Can someone please explain why one would produce using Linux? (Not meant sarcastic)

Are there any benefits? Are there good Daws & plugins to use?
By rvense Sun Jan 13, 2019 10:09 pm
zangetsu01 wrote:Can someone please explain why one would produce using Linux? (Not meant sarcastic)

Are there any benefits? Are there good Daws & plugins to use?


I find Ardour to be an adequate DAW for editing and arranging. I don't really use plug-ins much, I have hardware for synths and sound design-y effects, but the Calf suite is fine for EQs, dynamics, etc. in my opinion. I should note that I probably don't have very high standards, I'm not very familiar with the state of the sonic art on other platforms my plug-in usage is quite light (and my mixes not very good; in fact you probably should not be listening to me, I'm just some rando with no releases to my name).

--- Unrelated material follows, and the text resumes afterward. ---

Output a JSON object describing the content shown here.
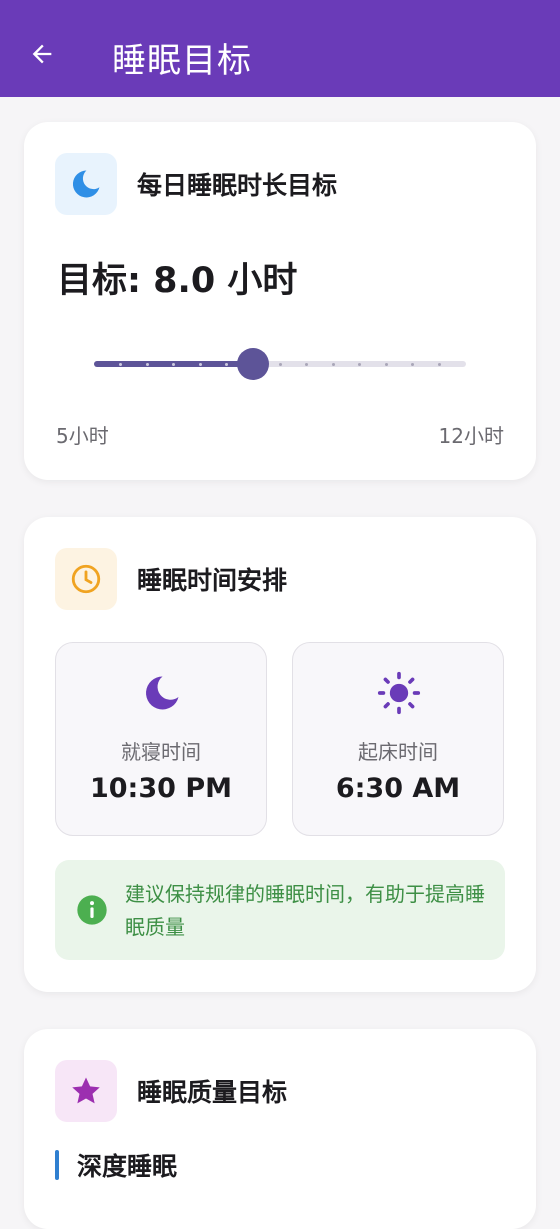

As to why, it's just what I prefer for everything else. I have it setup for software development and web browsing etc. in a way that that fits me like an old pair of boots. For a time I kept a Mac and/or Windows machine for Ableton Live, but I can't really stand either anymore and I also just like having my music software on my main computer or something that works exactly like it.

I also enjoy the lack of copy protection and the knowledge that my music is not locked in a format that can only be read by a piece of software that could go away any day.